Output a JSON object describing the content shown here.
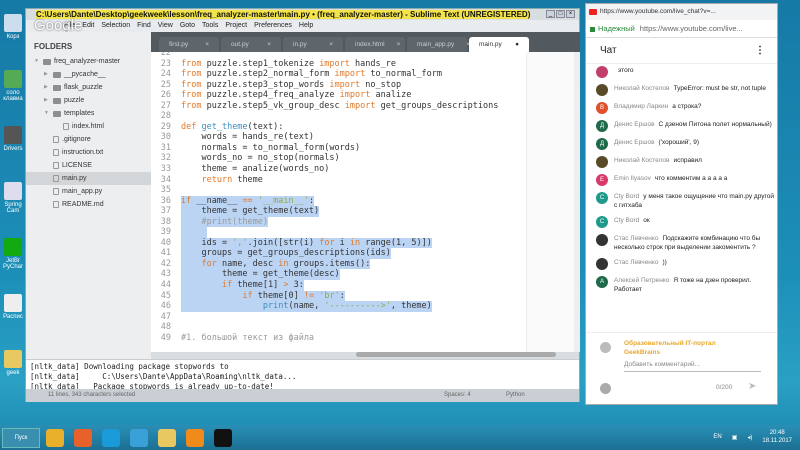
{
  "desktop": {
    "icons": [
      {
        "label": "Корз"
      },
      {
        "label": "сoло клавиа"
      },
      {
        "label": "Drivers"
      },
      {
        "label": "Spring Cam"
      },
      {
        "label": "JetBr PyChar"
      },
      {
        "label": "Распис"
      },
      {
        "label": "geek"
      }
    ]
  },
  "sublime": {
    "title": "C:\\Users\\Dante\\Desktop\\geekweek\\lesson\\freq_analyzer-master\\main.py • (freq_analyzer-master) - Sublime Text (UNREGISTERED)",
    "menu": [
      "File",
      "Edit",
      "Selection",
      "Find",
      "View",
      "Goto",
      "Tools",
      "Project",
      "Preferences",
      "Help"
    ],
    "overlay_logo": "Google",
    "sidebar": {
      "header": "FOLDERS",
      "items": [
        {
          "label": "freq_analyzer-master",
          "depth": 0,
          "type": "folder-open"
        },
        {
          "label": "__pycache__",
          "depth": 1,
          "type": "folder"
        },
        {
          "label": "flask_puzzle",
          "depth": 1,
          "type": "folder"
        },
        {
          "label": "puzzle",
          "depth": 1,
          "type": "folder"
        },
        {
          "label": "templates",
          "depth": 1,
          "type": "folder-open"
        },
        {
          "label": "index.html",
          "depth": 2,
          "type": "file"
        },
        {
          "label": ".gitignore",
          "depth": 1,
          "type": "file"
        },
        {
          "label": "instruction.txt",
          "depth": 1,
          "type": "file"
        },
        {
          "label": "LICENSE",
          "depth": 1,
          "type": "file"
        },
        {
          "label": "main.py",
          "depth": 1,
          "type": "file",
          "selected": true
        },
        {
          "label": "main_app.py",
          "depth": 1,
          "type": "file"
        },
        {
          "label": "README.md",
          "depth": 1,
          "type": "file"
        }
      ]
    },
    "tabs": [
      {
        "label": "first.py",
        "close": "×"
      },
      {
        "label": "out.py",
        "close": "×"
      },
      {
        "label": "in.py",
        "close": "×"
      },
      {
        "label": "index.html",
        "close": "×"
      },
      {
        "label": "main_app.py",
        "close": "×"
      },
      {
        "label": "main.py",
        "close": "●",
        "active": true
      }
    ],
    "code": [
      {
        "n": "22",
        "t": []
      },
      {
        "n": "23",
        "t": [
          [
            "kw",
            "from"
          ],
          [
            "pl",
            " puzzle.step1_tokenize "
          ],
          [
            "kw",
            "import"
          ],
          [
            "pl",
            " hands_re"
          ]
        ]
      },
      {
        "n": "24",
        "t": [
          [
            "kw",
            "from"
          ],
          [
            "pl",
            " puzzle.step2_normal_form "
          ],
          [
            "kw",
            "import"
          ],
          [
            "pl",
            " to_normal_form"
          ]
        ]
      },
      {
        "n": "25",
        "t": [
          [
            "kw",
            "from"
          ],
          [
            "pl",
            " puzzle.step3_stop_words "
          ],
          [
            "kw",
            "import"
          ],
          [
            "pl",
            " no_stop"
          ]
        ]
      },
      {
        "n": "26",
        "t": [
          [
            "kw",
            "from"
          ],
          [
            "pl",
            " puzzle.step4_freq_analyze "
          ],
          [
            "kw",
            "import"
          ],
          [
            "pl",
            " analize"
          ]
        ]
      },
      {
        "n": "27",
        "t": [
          [
            "kw",
            "from"
          ],
          [
            "pl",
            " puzzle.step5_vk_group_desc "
          ],
          [
            "kw",
            "import"
          ],
          [
            "pl",
            " get_groups_descriptions"
          ]
        ]
      },
      {
        "n": "28",
        "t": []
      },
      {
        "n": "29",
        "t": [
          [
            "kw",
            "def"
          ],
          [
            "pl",
            " "
          ],
          [
            "fn",
            "get_theme"
          ],
          [
            "pl",
            "(text):"
          ]
        ]
      },
      {
        "n": "30",
        "t": [
          [
            "pl",
            "    words = hands_re(text)"
          ]
        ]
      },
      {
        "n": "31",
        "t": [
          [
            "pl",
            "    normals = to_normal_form(words)"
          ]
        ]
      },
      {
        "n": "32",
        "t": [
          [
            "pl",
            "    words_no = no_stop(normals)"
          ]
        ]
      },
      {
        "n": "33",
        "t": [
          [
            "pl",
            "    theme = analize(words_no)"
          ]
        ]
      },
      {
        "n": "34",
        "t": [
          [
            "pl",
            "    "
          ],
          [
            "kw",
            "return"
          ],
          [
            "pl",
            " theme"
          ]
        ]
      },
      {
        "n": "35",
        "t": []
      },
      {
        "n": "36",
        "s": true,
        "t": [
          [
            "kw",
            "if"
          ],
          [
            "pl",
            " __name__ "
          ],
          [
            "kw",
            "=="
          ],
          [
            "pl",
            " "
          ],
          [
            "str",
            "'__main__'"
          ],
          [
            "pl",
            ":"
          ]
        ]
      },
      {
        "n": "37",
        "s": true,
        "t": [
          [
            "pl",
            "    theme = get_theme(text)"
          ]
        ]
      },
      {
        "n": "38",
        "s": true,
        "t": [
          [
            "cm",
            "    #print(theme)"
          ]
        ]
      },
      {
        "n": "39",
        "s": true,
        "t": [
          [
            "pl",
            "     "
          ]
        ]
      },
      {
        "n": "40",
        "s": true,
        "t": [
          [
            "pl",
            "    ids = "
          ],
          [
            "str",
            "','"
          ],
          [
            "pl",
            ".join([str(i) "
          ],
          [
            "kw",
            "for"
          ],
          [
            "pl",
            " i "
          ],
          [
            "kw",
            "in"
          ],
          [
            "pl",
            " range(1, 5)])"
          ]
        ]
      },
      {
        "n": "41",
        "s": true,
        "t": [
          [
            "pl",
            "    groups = get_groups_descriptions(ids)"
          ]
        ]
      },
      {
        "n": "42",
        "s": true,
        "t": [
          [
            "pl",
            "    "
          ],
          [
            "kw",
            "for"
          ],
          [
            "pl",
            " name, desc "
          ],
          [
            "kw",
            "in"
          ],
          [
            "pl",
            " groups.items():"
          ]
        ]
      },
      {
        "n": "43",
        "s": true,
        "t": [
          [
            "pl",
            "        theme = get_theme(desc)"
          ]
        ]
      },
      {
        "n": "44",
        "s": true,
        "t": [
          [
            "pl",
            "        "
          ],
          [
            "kw",
            "if"
          ],
          [
            "pl",
            " theme[1] "
          ],
          [
            "kw",
            ">"
          ],
          [
            "pl",
            " 3:"
          ]
        ]
      },
      {
        "n": "45",
        "s": true,
        "t": [
          [
            "pl",
            "            "
          ],
          [
            "kw",
            "if"
          ],
          [
            "pl",
            " theme[0] "
          ],
          [
            "kw",
            "!="
          ],
          [
            "pl",
            " "
          ],
          [
            "str",
            "'br'"
          ],
          [
            "pl",
            ":"
          ]
        ]
      },
      {
        "n": "46",
        "s": true,
        "t": [
          [
            "pl",
            "                "
          ],
          [
            "fn",
            "print"
          ],
          [
            "pl",
            "(name, "
          ],
          [
            "str",
            "'---------->'"
          ],
          [
            "pl",
            ", theme)"
          ]
        ]
      },
      {
        "n": "47",
        "t": []
      },
      {
        "n": "48",
        "t": []
      },
      {
        "n": "49",
        "t": [
          [
            "cm",
            "#1. большой текст из файла"
          ]
        ]
      }
    ],
    "console": [
      "[nltk_data] Downloading package stopwords to",
      "[nltk_data]     C:\\Users\\Dante\\AppData\\Roaming\\nltk_data...",
      "[nltk_data]   Package stopwords is already up-to-date!"
    ],
    "status": {
      "selection": "11 lines, 343 characters selected",
      "spaces": "Spaces: 4",
      "syntax": "Python"
    }
  },
  "chrome": {
    "title": "https://www.youtube.com/live_chat?v=...",
    "secure": "Надежный",
    "url": "https://www.youtube.com/live...",
    "chat_title": "Чат",
    "menu_icon": "⋮",
    "messages": [
      {
        "author": "",
        "text": "этого",
        "letter": "",
        "color": "#c0406a"
      },
      {
        "author": "Николай Костелов",
        "text": "TypeError: must be str, not tuple",
        "letter": "",
        "color": "#5a4a2a"
      },
      {
        "author": "Владимир Ларкин",
        "text": "а строка?",
        "letter": "В",
        "color": "#e0502a"
      },
      {
        "author": "Денис Ершов",
        "text": "С дзеном Питона полет нормальный)",
        "letter": "Д",
        "color": "#1e6a4a"
      },
      {
        "author": "Денис Ершов",
        "text": "('хороший', 9)",
        "letter": "Д",
        "color": "#1e6a4a"
      },
      {
        "author": "Николай Костелов",
        "text": "исправил",
        "letter": "",
        "color": "#5a4a2a"
      },
      {
        "author": "Emin Ilyasov",
        "text": "что комментим а а а а а",
        "letter": "E",
        "color": "#d83a6a"
      },
      {
        "author": "Cty Bord",
        "text": "у меня такое ощущение что main.py другой с гитхаба",
        "letter": "C",
        "color": "#1f9a8a"
      },
      {
        "author": "Cty Bord",
        "text": "ок",
        "letter": "C",
        "color": "#1f9a8a"
      },
      {
        "author": "Стас Левченко",
        "text": "Подскажите комбинацию что бы несколько строк при выделении закоментить ?",
        "letter": "",
        "color": "#333"
      },
      {
        "author": "Стас Левченко",
        "text": "))",
        "letter": "",
        "color": "#333"
      },
      {
        "author": "Алексей Петренко",
        "text": "Я тоже на дзен проверил. Работает",
        "letter": "А",
        "color": "#1e6a4a"
      }
    ],
    "channel": "Образовательный IT-портал GeekBrains",
    "input_placeholder": "Добавить комментарий...",
    "counter": "0/200",
    "send_icon": "➤"
  },
  "taskbar": {
    "start": "Пуск",
    "lang": "EN",
    "time": "20:48",
    "date": "18.11.2017",
    "apps": [
      {
        "name": "chrome",
        "color": "#e8b02a"
      },
      {
        "name": "firefox",
        "color": "#e8602a"
      },
      {
        "name": "skype",
        "color": "#1a9ad8"
      },
      {
        "name": "telegram",
        "color": "#3aa0d8"
      },
      {
        "name": "explorer",
        "color": "#e8c860"
      },
      {
        "name": "sublime",
        "color": "#f08a1a"
      },
      {
        "name": "cmd",
        "color": "#111"
      }
    ]
  }
}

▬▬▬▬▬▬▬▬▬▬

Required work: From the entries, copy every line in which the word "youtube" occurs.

Solution for this problem:
    "title": "https://www.youtube.com/live_chat?v=...",
    "url": "https://www.youtube.com/live...",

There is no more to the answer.